Badhaai Ho is set in New Delhi where a middle class family is suddenly jolted by the news of a pregnancy. This premise is established in the trailer itself but the movie explores the innate shame which the society has taught us to feel for something as ‘odd’ as this and how the family comes to terms with it. Neena Gupta and Gajraj Rao as the parents are charming and the movie explores their love and occasional flirting in few short yet sweet sequences. Director Amit Sharma makes it a point to establish the romance between the parents which is generally lost amongst the myriad of responsibilities burdened on parents after having kids. We all acknowledge our parent’s love, but as the movie rightly points out, we place them in such a high pedestal that anything venereal involving them is a strict no. Ayushmann plays their son Nakul who is in a steady relationship with Renee (Sanya Malhotra). He is mostly annoyed in the first half due to the sudden turn of events at his house. Only in the second half do we see the matured, bolder version of Nakul, one who stands up for his family even if his actions might have consequences.
The highlight of the movie is a fantastically traditional yet virtuous Dadi played by Surekha Sikri (Dadisa in Balika Vadhu). She is initially insular, but the second half of the film brings out her righteousness and warm heart, specially in a delightful sequence involving her daughter-in-laws. Sanya is very easy on the eye and after the blockbuster Dangal and the recent Pataakha, has slowly started to make her mark in topical movies. A bevy of girls are taking on relatable roles in Bollywood and carving a niche for themselves. Bhumi Pednekar, Radhika Apte have already become stars in their own rights in such topical cinema.

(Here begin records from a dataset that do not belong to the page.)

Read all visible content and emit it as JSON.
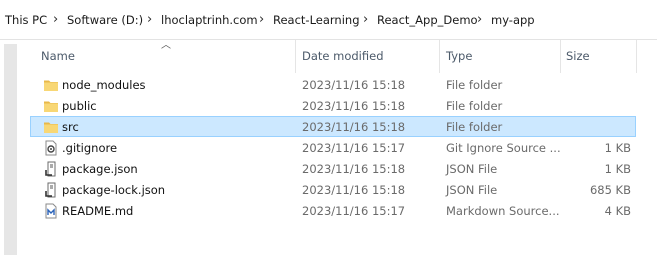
{
  "breadcrumb": {
    "items": [
      "This PC",
      "Software (D:)",
      "lhoclaptrinh.com",
      "React-Learning",
      "React_App_Demo",
      "my-app"
    ]
  },
  "columns": {
    "name": "Name",
    "date": "Date modified",
    "type": "Type",
    "size": "Size"
  },
  "files": [
    {
      "name": "node_modules",
      "date": "2023/11/16 15:18",
      "type": "File folder",
      "size": "",
      "icon": "folder-icon"
    },
    {
      "name": "public",
      "date": "2023/11/16 15:18",
      "type": "File folder",
      "size": "",
      "icon": "folder-icon"
    },
    {
      "name": "src",
      "date": "2023/11/16 15:18",
      "type": "File folder",
      "size": "",
      "icon": "folder-icon",
      "selected": true
    },
    {
      "name": ".gitignore",
      "date": "2023/11/16 15:17",
      "type": "Git Ignore Source ...",
      "size": "1 KB",
      "icon": "gear-file-icon"
    },
    {
      "name": "package.json",
      "date": "2023/11/16 15:18",
      "type": "JSON File",
      "size": "1 KB",
      "icon": "json-file-icon"
    },
    {
      "name": "package-lock.json",
      "date": "2023/11/16 15:18",
      "type": "JSON File",
      "size": "685 KB",
      "icon": "json-file-icon"
    },
    {
      "name": "README.md",
      "date": "2023/11/16 15:17",
      "type": "Markdown Source...",
      "size": "4 KB",
      "icon": "markdown-file-icon"
    }
  ],
  "colors": {
    "selection_bg": "#cce8ff",
    "selection_border": "#99d1ff",
    "folder_yellow": "#f8d775"
  }
}
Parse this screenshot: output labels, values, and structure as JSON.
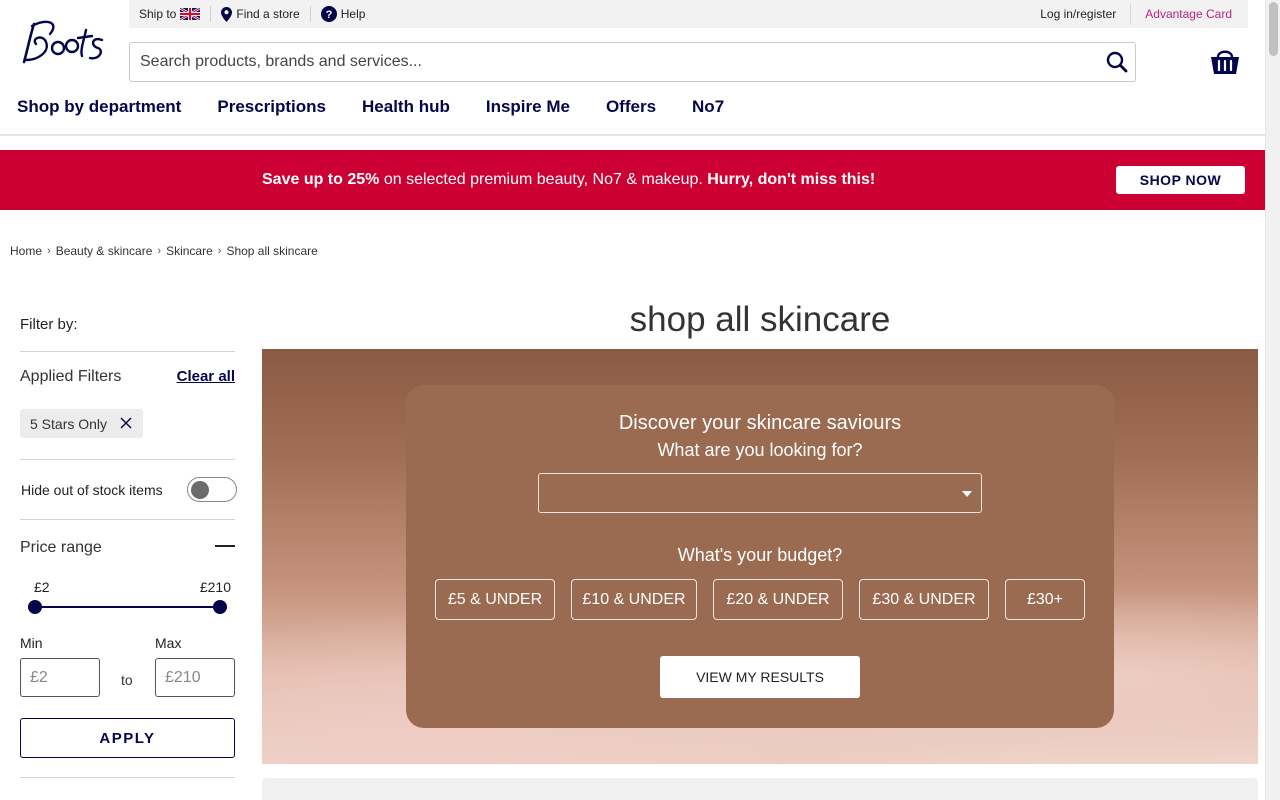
{
  "header": {
    "logo_text": "Boots",
    "utility": {
      "ship_to": "Ship to",
      "find_store": "Find a store",
      "help": "Help",
      "login": "Log in/register",
      "advantage_card": "Advantage Card"
    },
    "search": {
      "placeholder": "Search products, brands and services..."
    },
    "nav": [
      "Shop by department",
      "Prescriptions",
      "Health hub",
      "Inspire Me",
      "Offers",
      "No7"
    ]
  },
  "promo": {
    "bold_lead": "Save up to 25%",
    "middle": " on selected premium beauty, No7 & makeup. ",
    "bold_tail": "Hurry, don't miss this!",
    "button": "SHOP NOW",
    "background": "#cc0033"
  },
  "breadcrumb": [
    "Home",
    "Beauty & skincare",
    "Skincare",
    "Shop all skincare"
  ],
  "filters": {
    "title": "Filter by:",
    "applied_label": "Applied Filters",
    "clear_all": "Clear all",
    "chips": [
      "5 Stars Only"
    ],
    "hide_out_of_stock": "Hide out of stock items",
    "hide_out_of_stock_on": false,
    "price_range_label": "Price range",
    "range_min": "£2",
    "range_max": "£210",
    "min_label": "Min",
    "max_label": "Max",
    "min_placeholder": "£2",
    "max_placeholder": "£210",
    "to": "to",
    "apply": "APPLY"
  },
  "main": {
    "title": "shop all skincare",
    "card": {
      "heading": "Discover your skincare saviours",
      "question": "What are you looking for?",
      "budget_question": "What's your budget?",
      "budgets": [
        "£5 & UNDER",
        "£10 & UNDER",
        "£20 & UNDER",
        "£30 & UNDER",
        "£30+"
      ],
      "results_button": "VIEW MY RESULTS"
    }
  },
  "colors": {
    "brand_navy": "#05054b",
    "advantage_pink": "#b5267e",
    "card_brown": "#9a6a51"
  }
}
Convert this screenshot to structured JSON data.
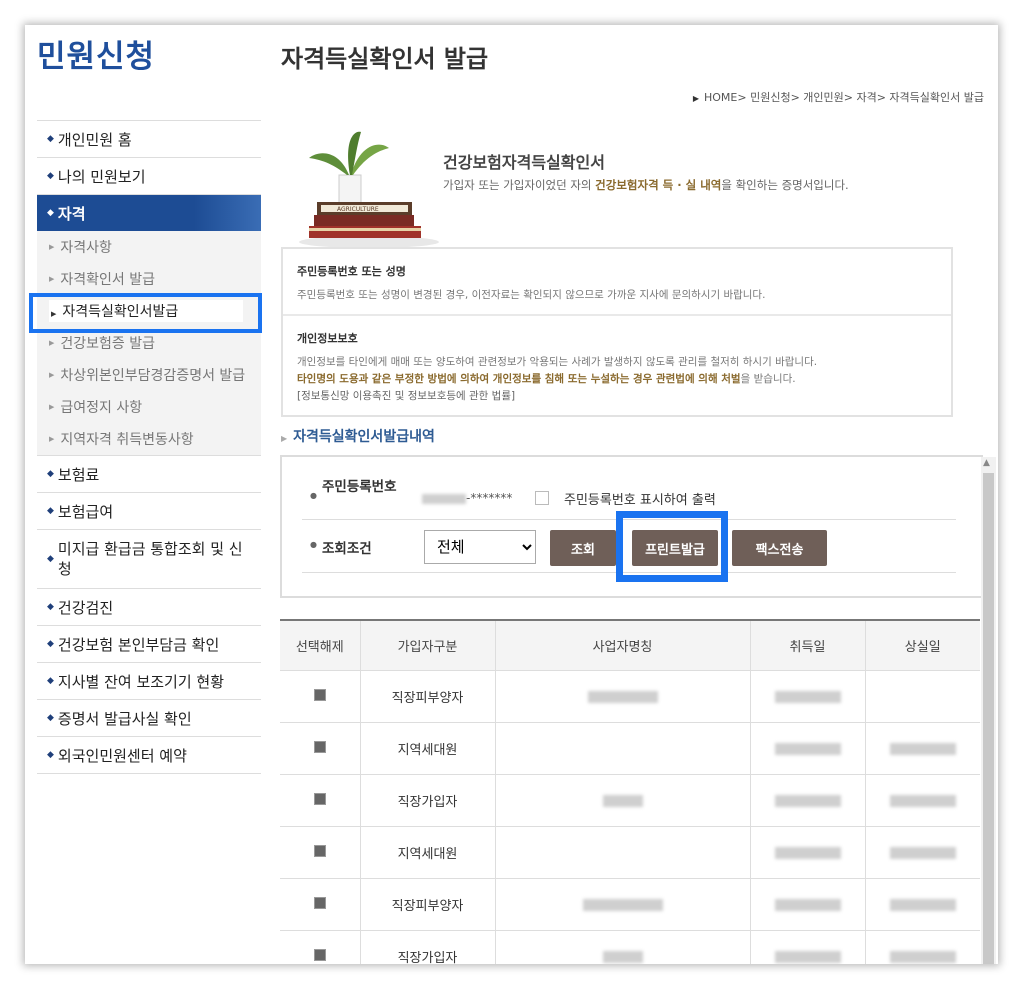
{
  "header": {
    "brand": "민원신청",
    "page_title": "자격득실확인서 발급",
    "breadcrumb": "HOME> 민원신청> 개인민원> 자격> 자격득실확인서 발급"
  },
  "sidebar": {
    "items_top": [
      {
        "label": "개인민원 홈"
      },
      {
        "label": "나의 민원보기"
      },
      {
        "label": "자격"
      }
    ],
    "sub_items": [
      {
        "label": "자격사항"
      },
      {
        "label": "자격확인서 발급"
      },
      {
        "label": "자격득실확인서발급"
      },
      {
        "label": "건강보험증 발급"
      },
      {
        "label": "차상위본인부담경감증명서 발급"
      },
      {
        "label": "급여정지 사항"
      },
      {
        "label": "지역자격 취득변동사항"
      }
    ],
    "items_bottom": [
      {
        "label": "보험료"
      },
      {
        "label": "보험급여"
      },
      {
        "label": "미지급 환급금 통합조회 및 신청"
      },
      {
        "label": "건강검진"
      },
      {
        "label": "건강보험 본인부담금 확인"
      },
      {
        "label": "지사별 잔여 보조기기 현황"
      },
      {
        "label": "증명서 발급사실 확인"
      },
      {
        "label": "외국인민원센터 예약"
      }
    ]
  },
  "intro": {
    "title": "건강보험자격득실확인서",
    "desc_pre": "가입자 또는 가입자이었던 자의 ",
    "desc_em": "건강보험자격 득 · 실 내역",
    "desc_post": "을 확인하는 증명서입니다.",
    "book_label": "AGRICULTURE"
  },
  "notice": {
    "sec1_title": "주민등록번호 또는 성명",
    "sec1_text": "주민등록번호 또는 성명이 변경된 경우, 이전자료는 확인되지 않으므로 가까운 지사에 문의하시기 바랍니다.",
    "sec2_title": "개인정보보호",
    "sec2_text": "개인정보를 타인에게 매매 또는 양도하여 관련정보가 악용되는 사례가 발생하지 않도록 관리를 철저히 하시기 바랍니다.",
    "sec2_warn": "타인명의 도용과 같은 부정한 방법에 의하여 개인정보를 침해 또는 누설하는 경우 관련법에 의해 처벌",
    "sec2_warn_post": "을 받습니다.",
    "sec2_law": "[정보통신망 이용촉진 및 정보보호등에 관한 법률]"
  },
  "section_title": "자격득실확인서발급내역",
  "search": {
    "rrn_label": "주민등록번호",
    "rrn_masked": "-*******",
    "show_rrn_label": "주민등록번호 표시하여 출력",
    "cond_label": "조회조건",
    "cond_value": "전체",
    "btn_search": "조회",
    "btn_print": "프린트발급",
    "btn_fax": "팩스전송"
  },
  "table": {
    "headers": [
      "선택해제",
      "가입자구분",
      "사업자명칭",
      "취득일",
      "상실일"
    ],
    "rows": [
      {
        "type": "직장피부양자",
        "has_biz": true,
        "has_lost": false
      },
      {
        "type": "지역세대원",
        "has_biz": false,
        "has_lost": true
      },
      {
        "type": "직장가입자",
        "has_biz": true,
        "has_lost": true
      },
      {
        "type": "지역세대원",
        "has_biz": false,
        "has_lost": true
      },
      {
        "type": "직장피부양자",
        "has_biz": true,
        "has_lost": true
      },
      {
        "type": "직장가입자",
        "has_biz": true,
        "has_lost": true
      }
    ]
  }
}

Badhaai Ho is a lovely entertainer with a message. Ayushmann Khuranna, with his stardom and a keen eye for such topics has made sure that this movie gets the audience it deserves. Go watch it!